Skip to main content

Cool Betty White is red-hot

By Lisa Respers France, CNN
Click to play
Betty White really satisfies
STORY HIGHLIGHTS
  • Betty White, 88, hasn't stopped working since she arrived in Hollywood in the '30s
  • Her turn in a Snickers commercial was one of the most popular during the Super Bowl
  • Fans are clamoring for her to be selected as a guest host for "Saturday Night Live"
RELATED TOPICS

(CNN) -- You can't escape Betty White.

Her ad for Snickers, which debuted during the Super Bowl, was one of the most popular to air. (It's also gone viral.) She often pops up as a late-night talk show guest. There's also a movement afoot to have her host "Saturday Night Live."

White's mix of grandmotherly sweetness and comic brazenness (note her turn as a foul-mouthed widow who likes to feed the alligators in the 1999 horror film "Lake Placid") has made her a beloved figure to fans of all ages.

Leslie Spears, communications manager for the Oklahoma City, Oklahoma, Museum of Art, is one of the Facebook fans rooting for "SNL" to snag White. White deserves the opportunity after such a successful and lengthy career, Spears said.

Video: Six decades of television

"There's a cool factor with Betty White," Spears said. "She just says what's on her mind. The thought of her hosting 'Saturday Night Live' is groundbreaking because they have had so many duds [hosting the show] in the past."

"I would knock someone over for a picture with Betty White before I would cross the street to get an autograph from Lindsay Lohan," said Facebook fan Erika Nadeau Morgan of San Antonio, Texas. "She's a living legend who is simultaneously relevant and authentic."

Watch Betty White in the Snickers commercial

She's as popular with peers as fans.

Last month, actress Sandra Bullock served as the presenter when White received the Screen Actors Guild Life Achievement Award.

After a good-natured mini-roasting from Bullock, her co-star in the film "The Proposal," White took to the stage and zinged the Academy Award-nominated actress right back.

"With all of the wonderful things that have happened to [Bullock], isn't it heartening to see how far a girl as plain as she is can go?" White deadpanned as the audience roared and Bullock doubled over with laughter.

It's hard to even call what White's career is experiencing a resurgence, because the 88-year-old has never stopped working in the more than six decades she's been in Hollywood.

According to an oral history interview White conducted in 1994 for the Archive of American Television, she broke into the business three months after graduating from Beverly Hills High School in 1939 as part of an experimental television show.

She later worked as a model and in theater before making her mark in radio and as a panelist on game shows like "What's My Line," "Password" and "The Match Game." (She was married to "Password's" longtime host, Allen Ludden, for almost 18 years before Ludden's death in 1981.)

It was her turn as the bawdy Sue Ann Nivens on "The Mary Tyler Moore" show that solidified her reputation as a comedic actress.
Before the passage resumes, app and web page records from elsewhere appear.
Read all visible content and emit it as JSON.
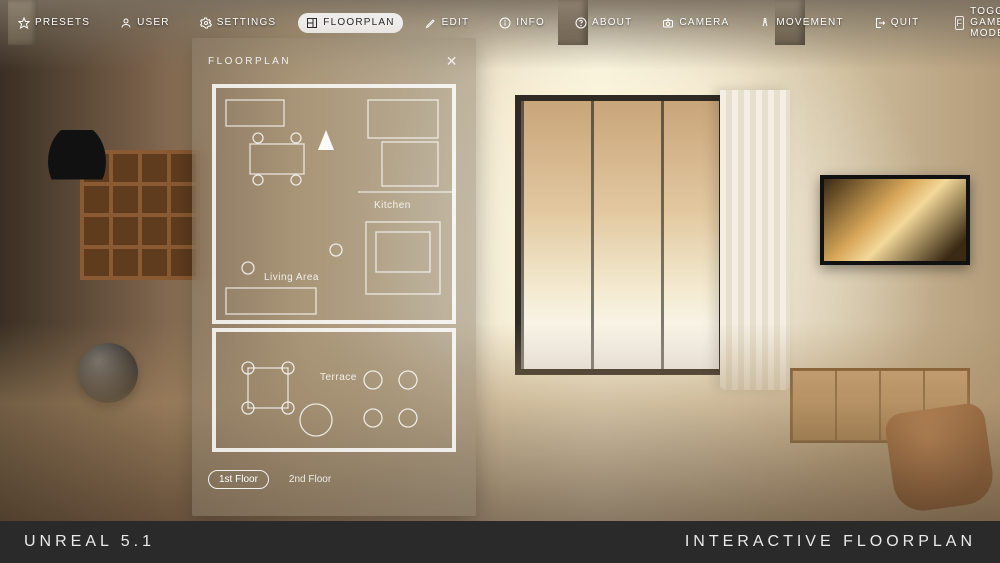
{
  "menu": {
    "presets": "PRESETS",
    "user": "USER",
    "settings": "SETTINGS",
    "floorplan": "FLOORPLAN",
    "edit": "EDIT",
    "info": "INFO",
    "about": "ABOUT",
    "camera": "CAMERA",
    "movement": "MOVEMENT",
    "quit": "QUIT",
    "active": "floorplan"
  },
  "toggle": {
    "key": "F",
    "label": "TOGGLE GAME MODE"
  },
  "panel": {
    "title": "FLOORPLAN",
    "rooms": {
      "kitchen": "Kitchen",
      "living": "Living Area",
      "terrace": "Terrace"
    },
    "floors": {
      "first": "1st Floor",
      "second": "2nd Floor",
      "active": "first"
    }
  },
  "footer": {
    "engine": "UNREAL 5.1",
    "title": "INTERACTIVE FLOORPLAN"
  }
}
Years later, she would take a different tack by playing the oh-so-innocent and sometimes scattered Rose Nylund on the popular sitcom "The Golden Girls."

These days she's just as likely to pop up playing beer pong on "Late Night with Jimmy Fallon" (another popular video online) as she is guest-starring on a sitcom like "30 Rock."

"There are people who just come and go, but Betty White is always around," said Joe Bua, who blogs about television at I Am A TV Junkie.com.

"She doesn't even trade on her age so much, she just seems like a fun broad. She has a comedic timing that is unparalleled in show business," he added. "I have to believe that anyone who works with her learns a thing or two about finding the funny."

Frank Nicotero, a comedian and host of Yahoo TV's Primetime in No Time, said that while White has never broken through to the superstar status of some of her contemporaries, she has consistently been a fan favorite.

"She's someone that every time you see her in a movie or TV show you go 'Oh, I like her,' " Nicotero said. "She has this loveable image. I've met her in person and she is just as sweet and nice in real life as she is on screen."

Fans hope she keeps riding high.

Kay Daly, who runs White's fan club, "Bet's Pets" (which is also a nod to White's long-standing work as an animal activist), said she's thrilled with all the accolades and attention the actress is receiving.

"I spoke with her recently and I said 'When you're hot, you're hot.' She said 'When you're old, you're old,' " Daly said laughing. "She's amazing."

 
Quick Job Search